━━ Supplied material

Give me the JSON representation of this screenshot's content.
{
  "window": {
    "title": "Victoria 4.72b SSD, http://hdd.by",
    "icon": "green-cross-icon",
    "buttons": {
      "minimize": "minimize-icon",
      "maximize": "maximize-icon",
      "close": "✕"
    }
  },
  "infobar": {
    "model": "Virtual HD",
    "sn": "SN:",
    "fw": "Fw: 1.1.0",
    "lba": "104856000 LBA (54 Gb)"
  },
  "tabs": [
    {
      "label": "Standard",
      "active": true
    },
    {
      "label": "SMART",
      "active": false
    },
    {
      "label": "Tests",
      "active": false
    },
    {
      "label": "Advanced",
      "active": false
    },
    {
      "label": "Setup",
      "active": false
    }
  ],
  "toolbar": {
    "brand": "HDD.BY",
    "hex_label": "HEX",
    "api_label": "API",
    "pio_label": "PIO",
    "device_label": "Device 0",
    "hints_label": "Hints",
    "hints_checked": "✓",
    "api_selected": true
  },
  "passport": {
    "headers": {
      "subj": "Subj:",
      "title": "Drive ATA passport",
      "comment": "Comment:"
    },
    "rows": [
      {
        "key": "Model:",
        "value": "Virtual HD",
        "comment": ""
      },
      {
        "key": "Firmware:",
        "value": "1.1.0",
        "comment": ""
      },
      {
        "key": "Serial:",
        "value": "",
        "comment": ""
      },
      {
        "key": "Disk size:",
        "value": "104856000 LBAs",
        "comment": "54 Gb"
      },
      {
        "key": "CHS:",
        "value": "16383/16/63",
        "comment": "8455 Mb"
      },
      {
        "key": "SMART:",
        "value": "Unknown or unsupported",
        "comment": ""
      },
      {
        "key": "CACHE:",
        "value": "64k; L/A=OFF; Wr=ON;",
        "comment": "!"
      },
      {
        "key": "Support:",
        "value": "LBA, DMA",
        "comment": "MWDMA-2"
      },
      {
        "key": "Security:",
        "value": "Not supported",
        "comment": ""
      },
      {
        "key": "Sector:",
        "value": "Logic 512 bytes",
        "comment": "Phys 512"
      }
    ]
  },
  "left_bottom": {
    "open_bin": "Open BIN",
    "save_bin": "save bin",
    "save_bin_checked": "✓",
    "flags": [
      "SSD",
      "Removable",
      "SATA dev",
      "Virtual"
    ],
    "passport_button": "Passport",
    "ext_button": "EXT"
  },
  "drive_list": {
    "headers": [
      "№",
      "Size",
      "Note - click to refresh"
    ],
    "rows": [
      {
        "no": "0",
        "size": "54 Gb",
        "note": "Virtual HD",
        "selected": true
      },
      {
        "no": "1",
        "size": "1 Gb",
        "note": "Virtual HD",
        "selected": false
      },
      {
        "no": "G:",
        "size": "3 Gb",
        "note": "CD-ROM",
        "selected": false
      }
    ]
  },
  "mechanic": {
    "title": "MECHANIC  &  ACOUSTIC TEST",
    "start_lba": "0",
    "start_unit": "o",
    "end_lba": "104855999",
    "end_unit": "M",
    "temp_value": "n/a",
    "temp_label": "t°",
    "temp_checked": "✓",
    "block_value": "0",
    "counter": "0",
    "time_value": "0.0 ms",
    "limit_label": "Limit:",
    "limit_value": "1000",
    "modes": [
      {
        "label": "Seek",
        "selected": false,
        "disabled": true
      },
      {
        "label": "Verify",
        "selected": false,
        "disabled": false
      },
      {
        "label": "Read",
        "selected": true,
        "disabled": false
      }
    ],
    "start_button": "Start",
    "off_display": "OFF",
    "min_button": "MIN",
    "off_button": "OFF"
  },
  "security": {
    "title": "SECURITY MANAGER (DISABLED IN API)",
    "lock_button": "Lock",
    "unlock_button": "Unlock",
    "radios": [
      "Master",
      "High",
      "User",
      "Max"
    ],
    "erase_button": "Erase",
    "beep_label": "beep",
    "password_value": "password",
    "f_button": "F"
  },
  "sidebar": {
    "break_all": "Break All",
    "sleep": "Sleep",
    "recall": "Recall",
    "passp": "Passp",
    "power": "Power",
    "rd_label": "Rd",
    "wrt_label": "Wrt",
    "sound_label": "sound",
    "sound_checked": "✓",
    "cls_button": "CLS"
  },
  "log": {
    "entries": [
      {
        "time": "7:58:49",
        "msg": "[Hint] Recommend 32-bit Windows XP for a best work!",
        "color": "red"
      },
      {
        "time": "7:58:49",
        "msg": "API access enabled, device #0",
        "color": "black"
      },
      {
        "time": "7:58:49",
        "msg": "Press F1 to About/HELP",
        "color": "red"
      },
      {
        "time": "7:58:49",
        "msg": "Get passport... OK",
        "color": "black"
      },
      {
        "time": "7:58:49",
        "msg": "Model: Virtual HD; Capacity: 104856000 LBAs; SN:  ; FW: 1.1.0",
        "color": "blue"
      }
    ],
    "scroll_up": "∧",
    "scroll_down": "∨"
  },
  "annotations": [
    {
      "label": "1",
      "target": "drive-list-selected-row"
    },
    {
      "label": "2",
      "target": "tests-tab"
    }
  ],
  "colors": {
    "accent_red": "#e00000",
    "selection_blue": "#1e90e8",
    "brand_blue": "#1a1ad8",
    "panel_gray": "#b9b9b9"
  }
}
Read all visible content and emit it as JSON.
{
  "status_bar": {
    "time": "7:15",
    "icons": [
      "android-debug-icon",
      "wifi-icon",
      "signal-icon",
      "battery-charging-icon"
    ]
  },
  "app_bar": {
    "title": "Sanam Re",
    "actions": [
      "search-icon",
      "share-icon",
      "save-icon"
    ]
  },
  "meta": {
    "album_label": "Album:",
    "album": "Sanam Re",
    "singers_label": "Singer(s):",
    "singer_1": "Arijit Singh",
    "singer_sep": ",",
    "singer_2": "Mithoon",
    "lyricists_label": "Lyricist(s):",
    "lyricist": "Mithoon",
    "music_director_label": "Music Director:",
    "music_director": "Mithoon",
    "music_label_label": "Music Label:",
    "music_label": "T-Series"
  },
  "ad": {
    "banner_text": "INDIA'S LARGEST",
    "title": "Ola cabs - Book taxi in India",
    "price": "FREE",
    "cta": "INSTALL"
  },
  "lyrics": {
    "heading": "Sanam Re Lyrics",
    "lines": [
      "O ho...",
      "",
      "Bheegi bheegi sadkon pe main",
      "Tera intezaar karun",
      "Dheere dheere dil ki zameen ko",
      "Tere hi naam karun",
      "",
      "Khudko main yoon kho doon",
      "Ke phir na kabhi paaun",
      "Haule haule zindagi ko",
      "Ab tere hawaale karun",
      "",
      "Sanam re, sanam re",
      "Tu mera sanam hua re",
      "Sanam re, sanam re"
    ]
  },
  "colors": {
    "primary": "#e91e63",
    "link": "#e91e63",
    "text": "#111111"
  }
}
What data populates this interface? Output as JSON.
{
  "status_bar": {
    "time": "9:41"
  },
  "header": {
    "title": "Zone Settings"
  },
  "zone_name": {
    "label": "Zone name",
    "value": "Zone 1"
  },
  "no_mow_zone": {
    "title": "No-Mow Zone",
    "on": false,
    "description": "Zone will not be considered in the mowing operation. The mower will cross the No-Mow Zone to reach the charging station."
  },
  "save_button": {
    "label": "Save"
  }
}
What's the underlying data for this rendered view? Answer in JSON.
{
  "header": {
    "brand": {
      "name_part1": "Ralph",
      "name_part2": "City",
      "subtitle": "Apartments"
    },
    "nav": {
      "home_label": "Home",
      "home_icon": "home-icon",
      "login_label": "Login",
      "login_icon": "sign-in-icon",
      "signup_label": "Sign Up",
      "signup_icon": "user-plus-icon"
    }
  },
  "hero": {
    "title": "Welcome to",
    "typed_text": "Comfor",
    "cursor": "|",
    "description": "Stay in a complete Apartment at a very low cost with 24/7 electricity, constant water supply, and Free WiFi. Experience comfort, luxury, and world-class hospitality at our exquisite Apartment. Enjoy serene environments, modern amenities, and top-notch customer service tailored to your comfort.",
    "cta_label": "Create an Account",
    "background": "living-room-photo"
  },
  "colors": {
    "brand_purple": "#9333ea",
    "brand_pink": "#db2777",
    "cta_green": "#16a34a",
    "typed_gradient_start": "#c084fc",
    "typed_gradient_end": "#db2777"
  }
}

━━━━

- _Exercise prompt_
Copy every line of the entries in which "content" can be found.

- _Answer section_
Give me the JSON representation of this screenshot's content.
Read all visible content and emit it as JSON.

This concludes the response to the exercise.